▶ **Task instructions**
Write down every entry below once more, exactly.

Stored entries:
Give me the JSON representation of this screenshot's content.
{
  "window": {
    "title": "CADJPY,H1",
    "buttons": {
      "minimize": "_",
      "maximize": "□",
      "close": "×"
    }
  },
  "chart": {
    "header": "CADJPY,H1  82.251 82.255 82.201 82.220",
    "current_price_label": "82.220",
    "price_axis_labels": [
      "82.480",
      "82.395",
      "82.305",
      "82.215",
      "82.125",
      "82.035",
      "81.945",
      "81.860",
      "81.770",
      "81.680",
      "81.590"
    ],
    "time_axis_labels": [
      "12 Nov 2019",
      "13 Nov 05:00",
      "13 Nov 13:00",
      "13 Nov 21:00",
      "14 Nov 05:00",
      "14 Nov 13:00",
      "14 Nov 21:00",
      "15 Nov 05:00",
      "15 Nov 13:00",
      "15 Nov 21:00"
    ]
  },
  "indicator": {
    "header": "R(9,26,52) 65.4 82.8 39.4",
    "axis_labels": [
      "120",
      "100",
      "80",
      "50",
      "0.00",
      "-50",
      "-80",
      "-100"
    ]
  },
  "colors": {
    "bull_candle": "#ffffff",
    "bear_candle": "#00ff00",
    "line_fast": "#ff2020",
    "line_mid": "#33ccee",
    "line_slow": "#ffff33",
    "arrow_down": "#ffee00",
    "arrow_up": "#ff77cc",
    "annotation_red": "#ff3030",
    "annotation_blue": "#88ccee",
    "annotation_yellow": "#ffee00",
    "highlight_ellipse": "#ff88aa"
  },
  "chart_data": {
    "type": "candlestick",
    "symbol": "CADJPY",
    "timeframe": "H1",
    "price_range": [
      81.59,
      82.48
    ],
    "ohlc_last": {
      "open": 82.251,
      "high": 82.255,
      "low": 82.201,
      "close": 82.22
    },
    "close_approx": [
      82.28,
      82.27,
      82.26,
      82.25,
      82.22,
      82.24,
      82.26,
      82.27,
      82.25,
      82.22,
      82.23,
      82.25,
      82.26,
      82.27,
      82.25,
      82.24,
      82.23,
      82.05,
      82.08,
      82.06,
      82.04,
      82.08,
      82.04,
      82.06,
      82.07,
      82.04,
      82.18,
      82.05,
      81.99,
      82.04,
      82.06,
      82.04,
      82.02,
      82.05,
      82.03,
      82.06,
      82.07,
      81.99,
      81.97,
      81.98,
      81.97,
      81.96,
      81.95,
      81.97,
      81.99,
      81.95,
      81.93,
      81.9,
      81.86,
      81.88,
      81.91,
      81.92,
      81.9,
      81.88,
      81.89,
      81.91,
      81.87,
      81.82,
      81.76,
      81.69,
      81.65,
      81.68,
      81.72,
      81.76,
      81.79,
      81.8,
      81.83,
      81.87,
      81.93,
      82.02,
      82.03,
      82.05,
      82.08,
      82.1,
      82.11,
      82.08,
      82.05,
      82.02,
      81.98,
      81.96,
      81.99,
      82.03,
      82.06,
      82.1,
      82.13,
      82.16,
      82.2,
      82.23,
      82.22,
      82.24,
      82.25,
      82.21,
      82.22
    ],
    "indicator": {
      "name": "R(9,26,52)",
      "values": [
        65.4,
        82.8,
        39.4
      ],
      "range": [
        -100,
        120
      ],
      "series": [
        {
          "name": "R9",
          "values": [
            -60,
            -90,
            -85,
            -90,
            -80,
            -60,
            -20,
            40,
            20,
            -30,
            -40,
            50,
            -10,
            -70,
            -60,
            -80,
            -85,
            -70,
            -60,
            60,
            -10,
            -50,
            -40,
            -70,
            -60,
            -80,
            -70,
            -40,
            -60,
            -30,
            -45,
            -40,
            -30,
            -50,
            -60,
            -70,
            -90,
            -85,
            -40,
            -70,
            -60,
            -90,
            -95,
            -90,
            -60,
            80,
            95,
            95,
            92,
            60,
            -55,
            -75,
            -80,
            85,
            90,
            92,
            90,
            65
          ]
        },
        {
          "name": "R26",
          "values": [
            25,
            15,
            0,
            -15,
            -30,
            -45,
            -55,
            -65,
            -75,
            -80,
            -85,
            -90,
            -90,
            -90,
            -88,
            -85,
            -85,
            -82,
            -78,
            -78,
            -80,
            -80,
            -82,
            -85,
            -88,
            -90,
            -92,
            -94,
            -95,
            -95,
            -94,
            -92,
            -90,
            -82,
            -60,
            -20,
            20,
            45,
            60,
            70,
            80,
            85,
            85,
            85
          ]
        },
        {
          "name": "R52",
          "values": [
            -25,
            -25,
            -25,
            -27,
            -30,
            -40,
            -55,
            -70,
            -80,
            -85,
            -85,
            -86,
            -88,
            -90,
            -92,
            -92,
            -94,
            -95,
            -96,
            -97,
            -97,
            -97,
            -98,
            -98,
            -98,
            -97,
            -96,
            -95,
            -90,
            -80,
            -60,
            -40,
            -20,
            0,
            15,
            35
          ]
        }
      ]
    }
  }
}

▶ **Response for this exercise**
Give me the JSON representation of this screenshot's content.
{
  "window": {
    "title": "CADJPY,H1",
    "buttons": {
      "minimize": "_",
      "maximize": "□",
      "close": "×"
    }
  },
  "chart": {
    "header": "CADJPY,H1  82.251 82.255 82.201 82.220",
    "current_price_label": "82.220",
    "price_axis_labels": [
      "82.480",
      "82.395",
      "82.305",
      "82.215",
      "82.125",
      "82.035",
      "81.945",
      "81.860",
      "81.770",
      "81.680",
      "81.590"
    ],
    "time_axis_labels": [
      "12 Nov 2019",
      "13 Nov 05:00",
      "13 Nov 13:00",
      "13 Nov 21:00",
      "14 Nov 05:00",
      "14 Nov 13:00",
      "14 Nov 21:00",
      "15 Nov 05:00",
      "15 Nov 13:00",
      "15 Nov 21:00"
    ]
  },
  "indicator": {
    "header": "R(9,26,52) 65.4 82.8 39.4",
    "axis_labels": [
      "120",
      "100",
      "80",
      "50",
      "0.00",
      "-50",
      "-80",
      "-100"
    ]
  },
  "colors": {
    "bull_candle": "#ffffff",
    "bear_candle": "#00ff00",
    "line_fast": "#ff2020",
    "line_mid": "#33ccee",
    "line_slow": "#ffff33",
    "arrow_down": "#ffee00",
    "arrow_up": "#ff77cc",
    "annotation_red": "#ff3030",
    "annotation_blue": "#88ccee",
    "annotation_yellow": "#ffee00",
    "highlight_ellipse": "#ff88aa"
  },
  "chart_data": {
    "type": "candlestick",
    "symbol": "CADJPY",
    "timeframe": "H1",
    "price_range": [
      81.59,
      82.48
    ],
    "ohlc_last": {
      "open": 82.251,
      "high": 82.255,
      "low": 82.201,
      "close": 82.22
    },
    "close_approx": [
      82.28,
      82.27,
      82.26,
      82.25,
      82.22,
      82.24,
      82.26,
      82.27,
      82.25,
      82.22,
      82.23,
      82.25,
      82.26,
      82.27,
      82.25,
      82.24,
      82.23,
      82.05,
      82.08,
      82.06,
      82.04,
      82.08,
      82.04,
      82.06,
      82.07,
      82.04,
      82.18,
      82.05,
      81.99,
      82.04,
      82.06,
      82.04,
      82.02,
      82.05,
      82.03,
      82.06,
      82.07,
      81.99,
      81.97,
      81.98,
      81.97,
      81.96,
      81.95,
      81.97,
      81.99,
      81.95,
      81.93,
      81.9,
      81.86,
      81.88,
      81.91,
      81.92,
      81.9,
      81.88,
      81.89,
      81.91,
      81.87,
      81.82,
      81.76,
      81.69,
      81.65,
      81.68,
      81.72,
      81.76,
      81.79,
      81.8,
      81.83,
      81.87,
      81.93,
      82.02,
      82.03,
      82.05,
      82.08,
      82.1,
      82.11,
      82.08,
      82.05,
      82.02,
      81.98,
      81.96,
      81.99,
      82.03,
      82.06,
      82.1,
      82.13,
      82.16,
      82.2,
      82.23,
      82.22,
      82.24,
      82.25,
      82.21,
      82.22
    ],
    "indicator": {
      "name": "R(9,26,52)",
      "values": [
        65.4,
        82.8,
        39.4
      ],
      "range": [
        -100,
        120
      ],
      "series": [
        {
          "name": "R9",
          "values": [
            -60,
            -90,
            -85,
            -90,
            -80,
            -60,
            -20,
            40,
            20,
            -30,
            -40,
            50,
            -10,
            -70,
            -60,
            -80,
            -85,
            -70,
            -60,
            60,
            -10,
            -50,
            -40,
            -70,
            -60,
            -80,
            -70,
            -40,
            -60,
            -30,
            -45,
            -40,
            -30,
            -50,
            -60,
            -70,
            -90,
            -85,
            -40,
            -70,
            -60,
            -90,
            -95,
            -90,
            -60,
            80,
            95,
            95,
            92,
            60,
            -55,
            -75,
            -80,
            85,
            90,
            92,
            90,
            65
          ]
        },
        {
          "name": "R26",
          "values": [
            25,
            15,
            0,
            -15,
            -30,
            -45,
            -55,
            -65,
            -75,
            -80,
            -85,
            -90,
            -90,
            -90,
            -88,
            -85,
            -85,
            -82,
            -78,
            -78,
            -80,
            -80,
            -82,
            -85,
            -88,
            -90,
            -92,
            -94,
            -95,
            -95,
            -94,
            -92,
            -90,
            -82,
            -60,
            -20,
            20,
            45,
            60,
            70,
            80,
            85,
            85,
            85
          ]
        },
        {
          "name": "R52",
          "values": [
            -25,
            -25,
            -25,
            -27,
            -30,
            -40,
            -55,
            -70,
            -80,
            -85,
            -85,
            -86,
            -88,
            -90,
            -92,
            -92,
            -94,
            -95,
            -96,
            -97,
            -97,
            -97,
            -98,
            -98,
            -98,
            -97,
            -96,
            -95,
            -90,
            -80,
            -60,
            -40,
            -20,
            0,
            15,
            35
          ]
        }
      ]
    }
  }
}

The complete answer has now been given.